From The Art and Popular Culture Encyclopedia
Guillaume Rouillé, Latin Rovillium (c.1518 — 1589), was one of the most prominent humanist bookseller-printers in 16th-century Lyon. He invented the pocket book format called the sextodecimo, printed with sixteen leaves to the folio sheet, half the size of the octavo format, and published many works of history and poetry as well as medicine, in addition to his useful compilations and handbooks.
Though he was a Frenchman, Rouillé served his apprenticeship in the Venetian printing-house of Gabriele Giolito de' Ferrari, and retained his connections with Venice as a source of texts after his arrival in Lyon around 1543.
Among his works was the French translation by Barthélemy Aneau of Andrea Alciato's pioneering Emblemata, which formed part of a major publishing venture in Lyons by the team of Guillaume Rouillé and his printer Macé Bonhomme, 1549, which extended to translations in Italian and Spanish Rouillé also published books of imprese by Paolo Giovio and Gabriele Simeoni.
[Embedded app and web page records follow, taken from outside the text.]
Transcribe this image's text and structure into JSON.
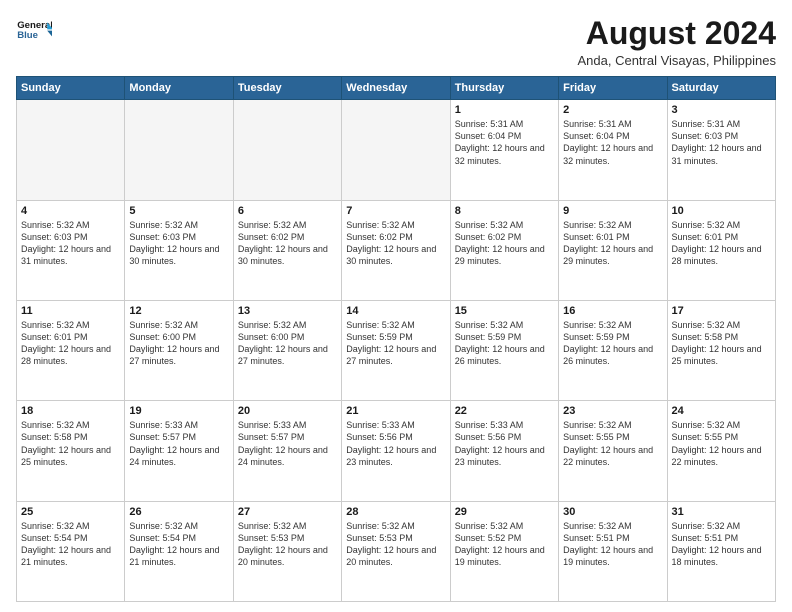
{
  "header": {
    "logo_line1": "General",
    "logo_line2": "Blue",
    "month_title": "August 2024",
    "location": "Anda, Central Visayas, Philippines"
  },
  "weekdays": [
    "Sunday",
    "Monday",
    "Tuesday",
    "Wednesday",
    "Thursday",
    "Friday",
    "Saturday"
  ],
  "weeks": [
    [
      {
        "day": "",
        "empty": true
      },
      {
        "day": "",
        "empty": true
      },
      {
        "day": "",
        "empty": true
      },
      {
        "day": "",
        "empty": true
      },
      {
        "day": "1",
        "sunrise": "5:31 AM",
        "sunset": "6:04 PM",
        "daylight": "12 hours and 32 minutes."
      },
      {
        "day": "2",
        "sunrise": "5:31 AM",
        "sunset": "6:04 PM",
        "daylight": "12 hours and 32 minutes."
      },
      {
        "day": "3",
        "sunrise": "5:31 AM",
        "sunset": "6:03 PM",
        "daylight": "12 hours and 31 minutes."
      }
    ],
    [
      {
        "day": "4",
        "sunrise": "5:32 AM",
        "sunset": "6:03 PM",
        "daylight": "12 hours and 31 minutes."
      },
      {
        "day": "5",
        "sunrise": "5:32 AM",
        "sunset": "6:03 PM",
        "daylight": "12 hours and 30 minutes."
      },
      {
        "day": "6",
        "sunrise": "5:32 AM",
        "sunset": "6:02 PM",
        "daylight": "12 hours and 30 minutes."
      },
      {
        "day": "7",
        "sunrise": "5:32 AM",
        "sunset": "6:02 PM",
        "daylight": "12 hours and 30 minutes."
      },
      {
        "day": "8",
        "sunrise": "5:32 AM",
        "sunset": "6:02 PM",
        "daylight": "12 hours and 29 minutes."
      },
      {
        "day": "9",
        "sunrise": "5:32 AM",
        "sunset": "6:01 PM",
        "daylight": "12 hours and 29 minutes."
      },
      {
        "day": "10",
        "sunrise": "5:32 AM",
        "sunset": "6:01 PM",
        "daylight": "12 hours and 28 minutes."
      }
    ],
    [
      {
        "day": "11",
        "sunrise": "5:32 AM",
        "sunset": "6:01 PM",
        "daylight": "12 hours and 28 minutes."
      },
      {
        "day": "12",
        "sunrise": "5:32 AM",
        "sunset": "6:00 PM",
        "daylight": "12 hours and 27 minutes."
      },
      {
        "day": "13",
        "sunrise": "5:32 AM",
        "sunset": "6:00 PM",
        "daylight": "12 hours and 27 minutes."
      },
      {
        "day": "14",
        "sunrise": "5:32 AM",
        "sunset": "5:59 PM",
        "daylight": "12 hours and 27 minutes."
      },
      {
        "day": "15",
        "sunrise": "5:32 AM",
        "sunset": "5:59 PM",
        "daylight": "12 hours and 26 minutes."
      },
      {
        "day": "16",
        "sunrise": "5:32 AM",
        "sunset": "5:59 PM",
        "daylight": "12 hours and 26 minutes."
      },
      {
        "day": "17",
        "sunrise": "5:32 AM",
        "sunset": "5:58 PM",
        "daylight": "12 hours and 25 minutes."
      }
    ],
    [
      {
        "day": "18",
        "sunrise": "5:32 AM",
        "sunset": "5:58 PM",
        "daylight": "12 hours and 25 minutes."
      },
      {
        "day": "19",
        "sunrise": "5:33 AM",
        "sunset": "5:57 PM",
        "daylight": "12 hours and 24 minutes."
      },
      {
        "day": "20",
        "sunrise": "5:33 AM",
        "sunset": "5:57 PM",
        "daylight": "12 hours and 24 minutes."
      },
      {
        "day": "21",
        "sunrise": "5:33 AM",
        "sunset": "5:56 PM",
        "daylight": "12 hours and 23 minutes."
      },
      {
        "day": "22",
        "sunrise": "5:33 AM",
        "sunset": "5:56 PM",
        "daylight": "12 hours and 23 minutes."
      },
      {
        "day": "23",
        "sunrise": "5:32 AM",
        "sunset": "5:55 PM",
        "daylight": "12 hours and 22 minutes."
      },
      {
        "day": "24",
        "sunrise": "5:32 AM",
        "sunset": "5:55 PM",
        "daylight": "12 hours and 22 minutes."
      }
    ],
    [
      {
        "day": "25",
        "sunrise": "5:32 AM",
        "sunset": "5:54 PM",
        "daylight": "12 hours and 21 minutes."
      },
      {
        "day": "26",
        "sunrise": "5:32 AM",
        "sunset": "5:54 PM",
        "daylight": "12 hours and 21 minutes."
      },
      {
        "day": "27",
        "sunrise": "5:32 AM",
        "sunset": "5:53 PM",
        "daylight": "12 hours and 20 minutes."
      },
      {
        "day": "28",
        "sunrise": "5:32 AM",
        "sunset": "5:53 PM",
        "daylight": "12 hours and 20 minutes."
      },
      {
        "day": "29",
        "sunrise": "5:32 AM",
        "sunset": "5:52 PM",
        "daylight": "12 hours and 19 minutes."
      },
      {
        "day": "30",
        "sunrise": "5:32 AM",
        "sunset": "5:51 PM",
        "daylight": "12 hours and 19 minutes."
      },
      {
        "day": "31",
        "sunrise": "5:32 AM",
        "sunset": "5:51 PM",
        "daylight": "12 hours and 18 minutes."
      }
    ]
  ]
}
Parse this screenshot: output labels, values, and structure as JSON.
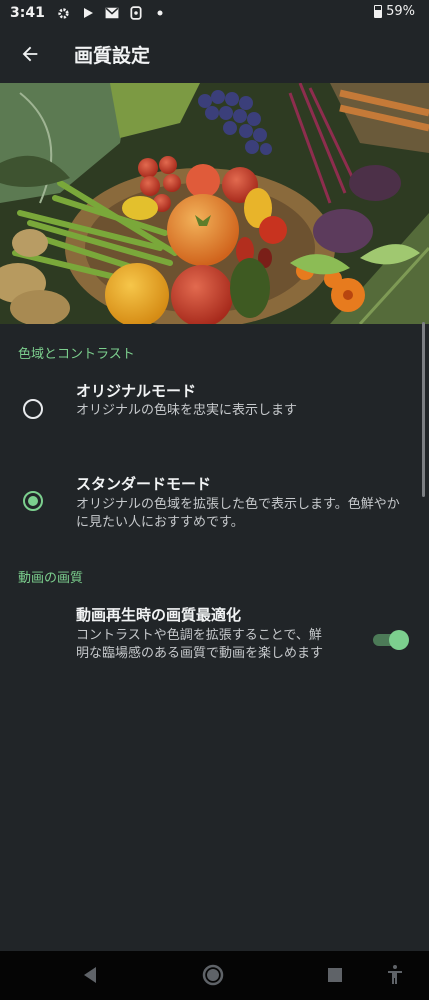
{
  "status_bar": {
    "time": "3:41",
    "battery_percent": "59%",
    "icons": [
      "settings-gear-icon",
      "play-store-icon",
      "gmail-icon",
      "ring-app-icon",
      "notification-dot-icon"
    ]
  },
  "app_bar": {
    "back_icon": "arrow-back-icon",
    "title": "画質設定"
  },
  "hero": {
    "image": "vegetables-basket-photo"
  },
  "sections": [
    {
      "header": "色域とコントラスト",
      "options": [
        {
          "title": "オリジナルモード",
          "description": "オリジナルの色味を忠実に表示します",
          "selected": false
        },
        {
          "title": "スタンダードモード",
          "description": "オリジナルの色域を拡張した色で表示します。色鮮やかに見たい人におすすめです。",
          "selected": true
        }
      ]
    },
    {
      "header": "動画の画質",
      "options": [
        {
          "title": "動画再生時の画質最適化",
          "description": "コントラストや色調を拡張することで、鮮明な臨場感のある画質で動画を楽しめます",
          "toggle_on": true
        }
      ]
    }
  ],
  "colors": {
    "background": "#212528",
    "accent": "#7ccf8e",
    "text_primary": "#f1f3f4",
    "text_secondary": "#c6c9cc"
  },
  "nav_bar": {
    "buttons": [
      "back-triangle-icon",
      "home-circle-icon",
      "recents-square-icon",
      "accessibility-icon"
    ]
  }
}
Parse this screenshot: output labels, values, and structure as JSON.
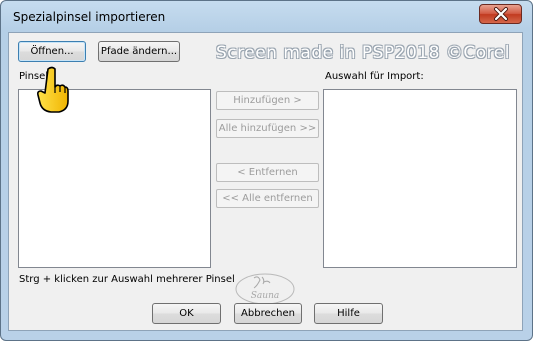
{
  "window": {
    "title": "Spezialpinsel importieren"
  },
  "toolbar": {
    "open_label": "Öffnen...",
    "change_paths_label": "Pfade ändern..."
  },
  "watermark": {
    "text": "Screen made in PSP2018 ©Corel"
  },
  "left_panel": {
    "label": "Pinsel:",
    "hint": "Strg + klicken zur Auswahl mehrerer Pinsel"
  },
  "right_panel": {
    "label": "Auswahl für Import:"
  },
  "middle_buttons": {
    "add_label": "Hinzufügen >",
    "add_all_label": "Alle hinzufügen >>",
    "remove_label": "< Entfernen",
    "remove_all_label": "<< Alle entfernen"
  },
  "footer": {
    "ok_label": "OK",
    "cancel_label": "Abbrechen",
    "help_label": "Hilfe"
  },
  "signature": {
    "text": "Sauna"
  },
  "colors": {
    "close_button": "#c13a1f",
    "title_bar": "#b9d1e8",
    "focus_border": "#3c7fb1"
  },
  "icons": {
    "close": "close-icon",
    "pointer": "pointing-hand-icon",
    "signature": "signature-logo"
  }
}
Another work of iconography was the useful compilation of portrait types of Antiquity, Promptuarii iconum insigniorum à seculo hominum, subiectis eorum vitis, per compendium ex probatissimis autoribus desumptis (First and second parts, 1553, etc.) in which each medal-like portrait head was followed by a brief biography. French editions followed, Promptuaire des Medalles des plus renommées personnes..., 1581, etc. His Sententiae omnes undiquaque selectissimae, 1555, compiled moral maxims from the works of Aristotle.
On his title pages his mark was prominently displayed: an eagle displayed atop a globe on a pedestal, flanked by serpents with enknotted tails. His heirs continued the press into the 17th century.